Filter the entries for the string "Inbox". Copy each line that has it.
(Data shown)
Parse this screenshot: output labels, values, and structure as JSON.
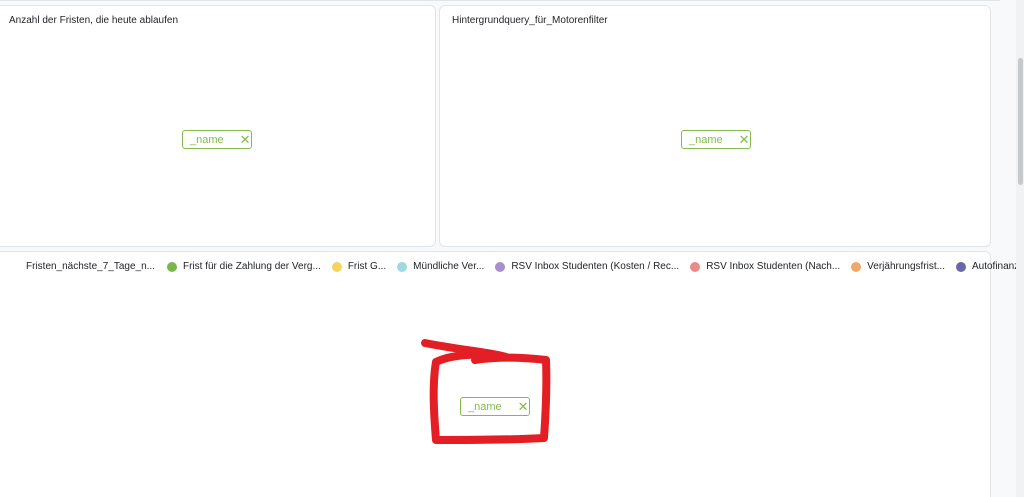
{
  "cards": {
    "top_left": {
      "title": "Anzahl der Fristen, die heute ablaufen",
      "filter_tag": {
        "label": "_name",
        "remove": "✕"
      }
    },
    "top_right": {
      "title": "Hintergrundquery_für_Motorenfilter",
      "filter_tag": {
        "label": "_name",
        "remove": "✕"
      }
    },
    "bottom": {
      "legend": {
        "series_title": "Fristen_nächste_7_Tage_n...",
        "items": [
          {
            "label": "Frist für die Zahlung der Verg...",
            "color": "#7cb74a"
          },
          {
            "label": "Frist G...",
            "color": "#f4d35e"
          },
          {
            "label": "Mündliche Ver...",
            "color": "#9fd9dd"
          },
          {
            "label": "RSV Inbox Studenten (Kosten / Rec...",
            "color": "#a98fcb"
          },
          {
            "label": "RSV Inbox Studenten (Nach...",
            "color": "#ea8a8a"
          },
          {
            "label": "Verjährungsfrist...",
            "color": "#f0a96b"
          },
          {
            "label": "Autofinanzierung ...",
            "color": "#6a66a8"
          }
        ]
      },
      "filter_tag": {
        "label": "_name",
        "remove": "✕"
      }
    }
  },
  "colors": {
    "tag_accent": "#84bb4c",
    "annotation_red": "#e31e24"
  }
}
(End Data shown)
### Solution to this problem
            "label": "RSV Inbox Studenten (Kosten / Rec...",
            "label": "RSV Inbox Studenten (Nach...",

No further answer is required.